9. Replace the Toilets
Old toilets use more water to run, so replacing them with low-flush models will conserve water. New toilets are also more efficient and easier to clean. When shopping for a new toilet, check it’s the right size for your bathroom and that the flushing mechanism is adequate.
Other factors to consider include shape, style, and height. Some models have a slow-close feature to prevent slamming, and others have an automatic flushing mechanism. Choose a model that will save money and improve your bathroom’s look. If you want a modern feel, go for a sleek, one-piece toilet. Incorporate a bidet, and you’ll have a luxurious bathroom that conserves water.
10. Seal the Toilet Bowl
If your toilet bowl leaks, it wastes water and increases your water bill. The good news is that you can quickly fix the problem by sealing the bowl. Start by shutting off the water supply to the toilet. Flush the toilet and hold down the handle to empty the tank.
Next, remove any mineral deposits around the bowl with a brush. Finally, apply a bead of silicone sealant or plumber’s putty around the bowl. Replace the lid and turn on the water supply.

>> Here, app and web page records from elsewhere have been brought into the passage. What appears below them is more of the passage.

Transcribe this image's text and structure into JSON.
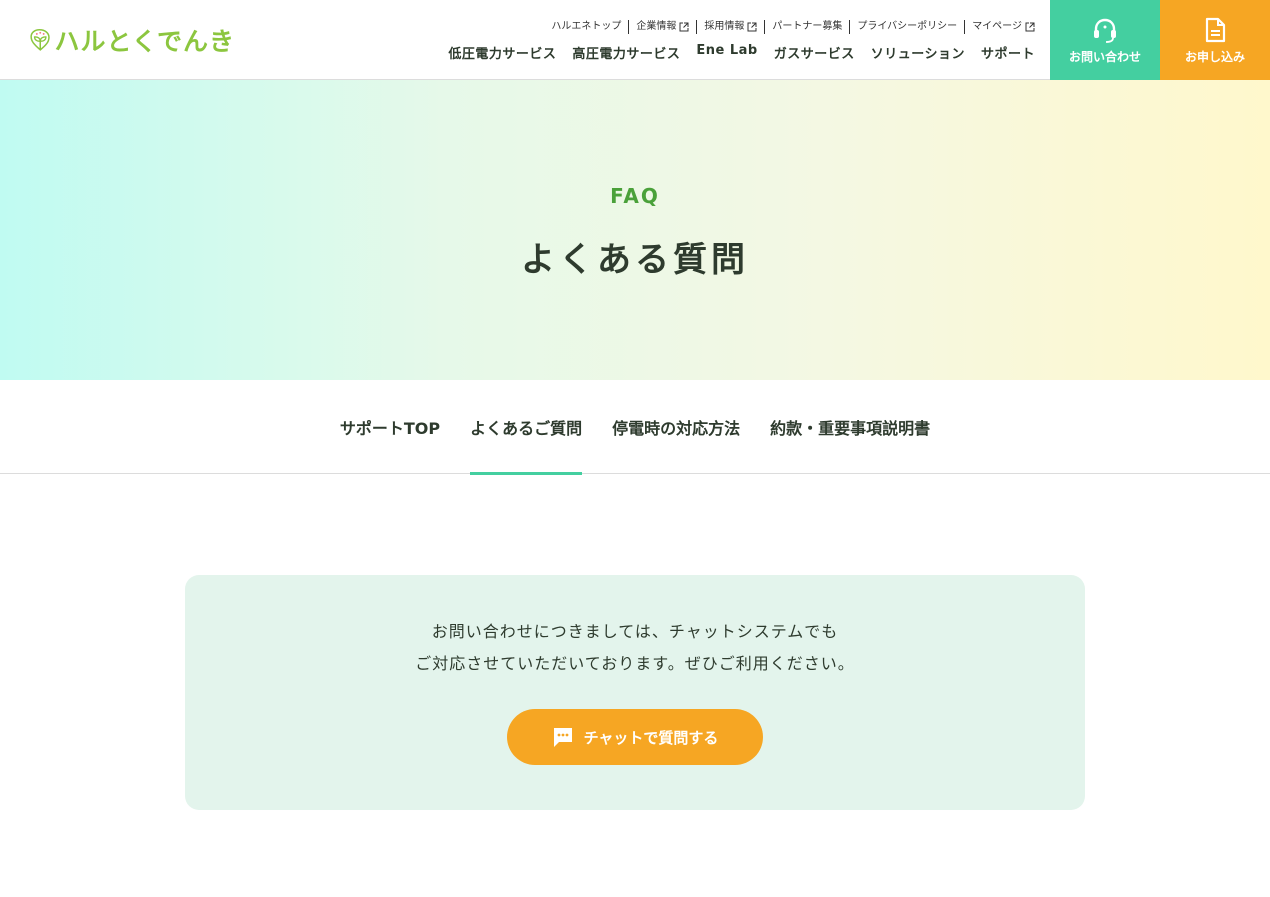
{
  "header": {
    "logo_text": "ハルとくでんき",
    "util_nav": [
      {
        "label": "ハルエネトップ",
        "external": false
      },
      {
        "label": "企業情報",
        "external": true
      },
      {
        "label": "採用情報",
        "external": true
      },
      {
        "label": "パートナー募集",
        "external": false
      },
      {
        "label": "プライバシーポリシー",
        "external": false
      },
      {
        "label": "マイページ",
        "external": true
      }
    ],
    "main_nav": [
      "低圧電力サービス",
      "高圧電力サービス",
      "Ene Lab",
      "ガスサービス",
      "ソリューション",
      "サポート"
    ],
    "contact_label": "お問い合わせ",
    "apply_label": "お申し込み",
    "colors": {
      "contact": "#44cfa0",
      "apply": "#f6a623",
      "logo": "#8cc63f"
    }
  },
  "hero": {
    "title_en": "FAQ",
    "title_jp": "よくある質問"
  },
  "subnav": {
    "items": [
      "サポートTOP",
      "よくあるご質問",
      "停電時の対応方法",
      "約款・重要事項説明書"
    ],
    "active_index": 1
  },
  "info": {
    "line1": "お問い合わせにつきましては、チャットシステムでも",
    "line2": "ご対応させていただいております。ぜひご利用ください。",
    "chat_button_label": "チャットで質問する"
  }
}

11. Add a Bathroom
Older homes usually don’t have enough bathrooms, a problem if you have a large family. Adding a bathroom is a significant project, but it will improve your quality of life. The project will require running water lines and drains, which a professional can do. You’ll also add electricity for lights and outlets.
12. Install a Dishwasher

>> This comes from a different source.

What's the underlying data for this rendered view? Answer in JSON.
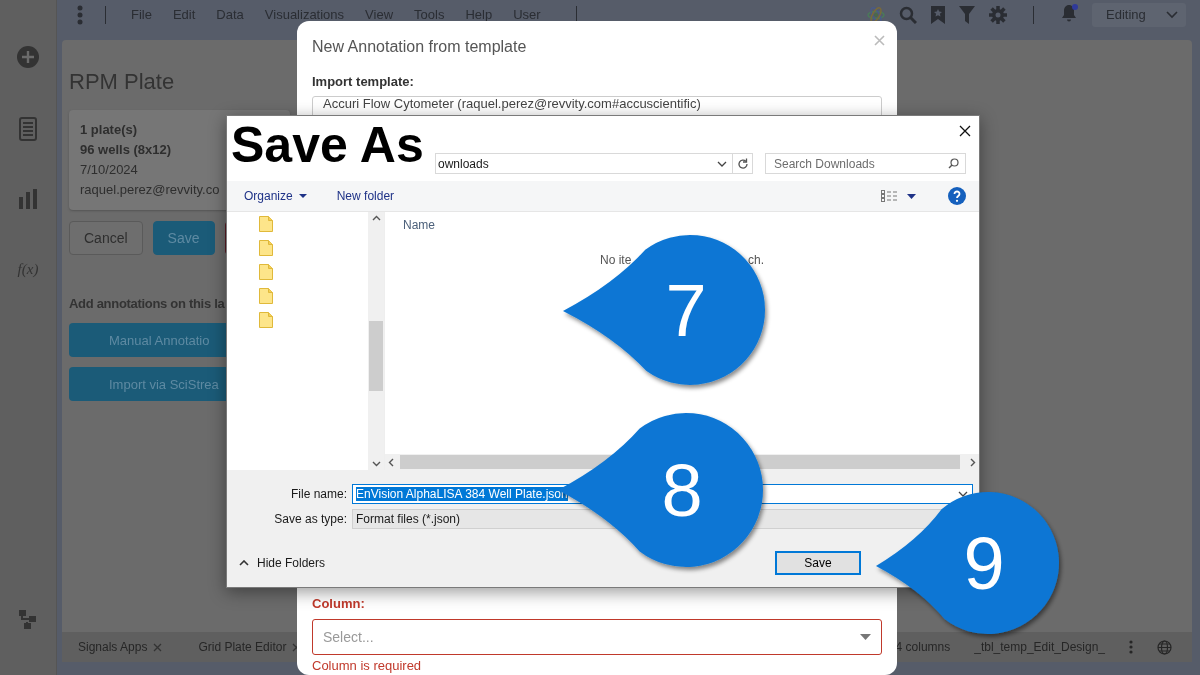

Most older homes do not have a dishwasher. If you often entertain or have a large family, it’s worth installing one. Dishwashers save water and energy, and they free up your time.
When selecting a dishwasher, consider how much space you have. If you have a small kitchen, choose a model that is easy to install under your counter. Consider the finish type and whether you want a built-in or portable dishwasher. Besides, determine the noise level and whether you want a water filtration system.
13. Properly Maintain the Drains
Drain maintenance is a critical but often overlooked aspect of plumbing. Clogged or slow drains are annoying and lead to bigger problems. To prevent drain issues, clean them regularly with a drain snake or drain cleaner.
Pour a cup of baking soda down the drain, followed by a cup of vinegar. Let it sit for 30 minutes, then flush with hot water. This method is useful for preventing clogs but won’t adequately clear a clog already there.
Let a professional clean the main line from your house to the sewer annually. Doing this will keep your drains flowing freely and prevent clogs. They’ll also check for any leaks and repair them.
Seek Professional Advice
Upgrading your old home’s plumbing system is an excellent way to improve its function and efficiency. These upgrades will save you money, conserve water, and prolong the life of your pipes. Before starting any project, talk to a plumbing professional to ensure it’s done correctly. In the end, you’ll also increase the property value and promote a healthier environment.